Who should complete the test? People with diabetes risk factors, such as heart disease or high blood pressure, or those who combine two or more factors such as obesity, the age of 45 and older, family history of the disease, etc. Should the test identify pre-diabetes, corrections of the lifestyle and diet can be introduced to significantly decrease the risk of the disease development. The effectiveness of these measures was proved by a large clinical trial, the Diabetes Prevention Program, in 2002. Moreover, these corrections also reduce the risk of cardiovascular diseases. 

Tests that are presently used for pre-diabetes screening require two visits to the physician and an overnight fast before the second visit. Thus, they are more difficult to administer. 

In the US, about 60 million individuals, or each third adult, have risk factors for diabetes. Thirty percent of them will develop the disease in less than 10 years, but they are not aware of that, as only as low as 7% people with pre-diabetes are tested. Given the scale of the problem, the more effective ways of identifying pre-diabetics and a focus on the disease prevention could significantly reduce the costs of the future treatments. 

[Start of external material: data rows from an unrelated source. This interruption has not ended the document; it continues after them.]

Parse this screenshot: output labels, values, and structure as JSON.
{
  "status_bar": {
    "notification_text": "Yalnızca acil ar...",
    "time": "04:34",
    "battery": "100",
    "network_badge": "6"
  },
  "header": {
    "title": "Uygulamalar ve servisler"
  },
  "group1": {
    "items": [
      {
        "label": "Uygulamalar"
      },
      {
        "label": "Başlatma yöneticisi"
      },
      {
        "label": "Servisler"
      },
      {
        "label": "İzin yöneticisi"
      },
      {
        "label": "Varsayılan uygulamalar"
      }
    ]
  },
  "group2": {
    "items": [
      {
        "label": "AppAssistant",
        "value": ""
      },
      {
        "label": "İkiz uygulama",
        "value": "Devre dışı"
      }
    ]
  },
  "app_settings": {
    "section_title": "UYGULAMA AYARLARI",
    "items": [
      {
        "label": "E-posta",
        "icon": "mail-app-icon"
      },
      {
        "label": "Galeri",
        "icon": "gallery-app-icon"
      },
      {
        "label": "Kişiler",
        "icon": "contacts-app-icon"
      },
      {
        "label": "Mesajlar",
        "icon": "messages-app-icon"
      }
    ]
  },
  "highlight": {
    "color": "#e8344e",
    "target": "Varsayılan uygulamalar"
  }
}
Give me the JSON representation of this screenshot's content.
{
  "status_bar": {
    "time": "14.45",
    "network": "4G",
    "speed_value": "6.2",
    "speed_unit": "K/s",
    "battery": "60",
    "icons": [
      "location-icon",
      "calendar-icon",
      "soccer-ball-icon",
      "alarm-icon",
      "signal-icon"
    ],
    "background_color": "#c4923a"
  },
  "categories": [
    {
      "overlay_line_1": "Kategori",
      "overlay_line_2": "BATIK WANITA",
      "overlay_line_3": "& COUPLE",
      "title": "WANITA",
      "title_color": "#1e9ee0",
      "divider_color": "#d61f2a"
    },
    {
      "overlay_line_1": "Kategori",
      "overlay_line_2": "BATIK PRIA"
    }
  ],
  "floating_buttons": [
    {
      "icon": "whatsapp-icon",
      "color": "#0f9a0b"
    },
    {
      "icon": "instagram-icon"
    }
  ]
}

Given high costs of diabetes treatment, health insurance companies have developed plans covering pre-diabetes treatments. In its turn, it creates incentives for doctors to encourage patients with diabetes risk factors to undergo screening procedures.